Impossible standards mean cheating isn’t just for slackers


Otto Tielemans

Freshman Emma Saldana takes a peek at freshman Joanne Quiray’s test answers. Photo illustration: Otto Tielemans/The Foothill Dragon Press.

Most people have the misconception that the students who cheat most are the ones struggling in school. However, the reality is that those who are cheat most often are the ones who are college bound.

Statistics reveal that 80% of the country’s best students cheated to get to the top of their class. Why are so many students turning to cheating rather than studying? It’s because the competition for college admissions has escalated at an unfathomable rate.

With so much emphasis put on attending elite colleges, most teenagers are willing to do anything to reach the top, even if it involves cheating.

Of course kids always have the option of spending hours studying in their bedrooms so that they can achieve “honest grades.” But if they spend all their time studying, where will they find the time to be involved in extracurricular activities? How will they be able to study for their SAT, ACT, and AP exams?

The process of college admissions no longer reflects that of the past. A high SAT score, mediocre Grade Point Average, and one or two extracurricular activities will not guarantee you a place among Columbia’s freshman class. The time has come where students have to have a perfect SAT/ACT score, a glittering 5.0 GPA, and be president of an organization.

Students shouldn’t be blamed for doing whatever it takes to get into a prestigious university. If anything, high admissions standards and parents should be to blame.

Parents across the nation are telling their children to achieve straight A’s and to score a minimum of 2200 on the SAT. At the same time, they want them to spend their time volunteering and participating in cross-country. It is because of this excess stress that students turn to cheating on exams and homework assignments.  

We have to come to the realization that these students are not robots, they are 16-year-olds.

If we want students to stop cheating, then we have to get the message across that achieving a “B” in a class and a 1800 on the SAT is okay; we have to make it clear that obtaining a degree from California State University Northridge will be as valuable as one from Harvard. 

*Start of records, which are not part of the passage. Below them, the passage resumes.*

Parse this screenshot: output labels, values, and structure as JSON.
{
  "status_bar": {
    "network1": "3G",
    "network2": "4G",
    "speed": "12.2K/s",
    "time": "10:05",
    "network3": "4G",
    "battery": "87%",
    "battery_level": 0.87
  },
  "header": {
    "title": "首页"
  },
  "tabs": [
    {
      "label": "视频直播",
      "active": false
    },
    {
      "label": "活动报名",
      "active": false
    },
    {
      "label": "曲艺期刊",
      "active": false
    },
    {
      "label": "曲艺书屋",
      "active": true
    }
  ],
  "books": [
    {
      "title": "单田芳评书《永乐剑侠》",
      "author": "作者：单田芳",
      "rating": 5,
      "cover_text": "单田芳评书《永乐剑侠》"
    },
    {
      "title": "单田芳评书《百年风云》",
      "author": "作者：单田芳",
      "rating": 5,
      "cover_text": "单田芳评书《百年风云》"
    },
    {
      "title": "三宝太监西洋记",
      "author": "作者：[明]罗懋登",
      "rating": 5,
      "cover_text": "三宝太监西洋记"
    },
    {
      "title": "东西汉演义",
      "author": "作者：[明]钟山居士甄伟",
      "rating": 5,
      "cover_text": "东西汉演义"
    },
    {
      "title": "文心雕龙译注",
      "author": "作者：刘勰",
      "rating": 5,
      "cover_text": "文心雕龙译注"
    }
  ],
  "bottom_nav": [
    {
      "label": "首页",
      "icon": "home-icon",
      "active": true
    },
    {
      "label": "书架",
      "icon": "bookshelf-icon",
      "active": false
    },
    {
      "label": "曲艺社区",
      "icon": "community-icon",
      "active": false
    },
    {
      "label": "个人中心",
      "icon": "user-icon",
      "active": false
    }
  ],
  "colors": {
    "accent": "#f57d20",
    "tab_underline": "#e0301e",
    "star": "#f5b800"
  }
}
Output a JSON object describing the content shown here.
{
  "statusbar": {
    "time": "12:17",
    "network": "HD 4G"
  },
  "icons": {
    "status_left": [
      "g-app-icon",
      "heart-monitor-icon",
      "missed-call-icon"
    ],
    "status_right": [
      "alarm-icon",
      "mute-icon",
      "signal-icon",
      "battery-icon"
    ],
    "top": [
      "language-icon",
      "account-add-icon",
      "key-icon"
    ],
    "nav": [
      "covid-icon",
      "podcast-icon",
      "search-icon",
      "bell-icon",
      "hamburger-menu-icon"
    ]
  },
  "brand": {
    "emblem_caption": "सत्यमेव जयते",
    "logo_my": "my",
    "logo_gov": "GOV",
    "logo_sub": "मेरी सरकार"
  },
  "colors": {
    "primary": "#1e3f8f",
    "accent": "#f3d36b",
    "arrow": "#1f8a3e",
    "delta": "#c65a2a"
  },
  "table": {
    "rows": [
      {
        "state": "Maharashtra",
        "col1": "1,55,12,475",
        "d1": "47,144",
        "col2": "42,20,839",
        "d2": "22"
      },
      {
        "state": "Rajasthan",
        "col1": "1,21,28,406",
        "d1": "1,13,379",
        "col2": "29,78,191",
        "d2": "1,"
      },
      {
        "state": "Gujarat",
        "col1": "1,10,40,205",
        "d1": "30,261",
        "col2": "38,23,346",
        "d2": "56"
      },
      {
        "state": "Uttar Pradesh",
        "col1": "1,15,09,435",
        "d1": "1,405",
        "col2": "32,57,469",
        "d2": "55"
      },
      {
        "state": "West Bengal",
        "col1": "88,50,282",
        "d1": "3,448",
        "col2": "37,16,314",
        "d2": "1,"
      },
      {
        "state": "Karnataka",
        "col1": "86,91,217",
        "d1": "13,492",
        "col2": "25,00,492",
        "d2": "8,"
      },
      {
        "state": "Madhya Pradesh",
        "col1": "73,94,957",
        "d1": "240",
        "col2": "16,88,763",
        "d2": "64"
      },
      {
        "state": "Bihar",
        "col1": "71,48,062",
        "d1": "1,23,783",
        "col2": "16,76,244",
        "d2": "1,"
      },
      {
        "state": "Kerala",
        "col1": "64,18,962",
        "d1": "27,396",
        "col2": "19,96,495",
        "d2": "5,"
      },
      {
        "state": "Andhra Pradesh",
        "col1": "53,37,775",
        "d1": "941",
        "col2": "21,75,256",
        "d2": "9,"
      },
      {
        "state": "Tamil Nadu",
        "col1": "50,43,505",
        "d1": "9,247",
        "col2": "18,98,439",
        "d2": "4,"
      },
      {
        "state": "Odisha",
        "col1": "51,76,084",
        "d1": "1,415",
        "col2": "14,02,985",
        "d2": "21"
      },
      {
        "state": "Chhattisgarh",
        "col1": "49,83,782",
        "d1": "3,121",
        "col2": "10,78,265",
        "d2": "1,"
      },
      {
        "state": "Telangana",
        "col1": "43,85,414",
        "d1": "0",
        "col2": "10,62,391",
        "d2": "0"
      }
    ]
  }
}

I have come to the conclusion that I won’t get straight A’s. Not because I’m lazy, but because I’m realistic. I realize that I won’t achieve an “A” in every class because I don’t like all of my classes. I know that I’ll never achieve a 5.0 GPA. And to tell you the truth, that is one of the most relieving feelings a person can have.

I still remain hopeful that I will be accepted to Georgetown University and accomplish amazing things with my degree. But in case I get rejected, I won’t break down and wither away. In a nation with over 5,000 universities I know that I will go to college somewhere. I fully understand that I will still be able to accomplish my goals, just not the way I intended.  

It is this train of thought that we must pass on to our peers. If not, we risk having students who will go through life cheating and never fully developing the skills necessary to succeed in life.  

What do you think?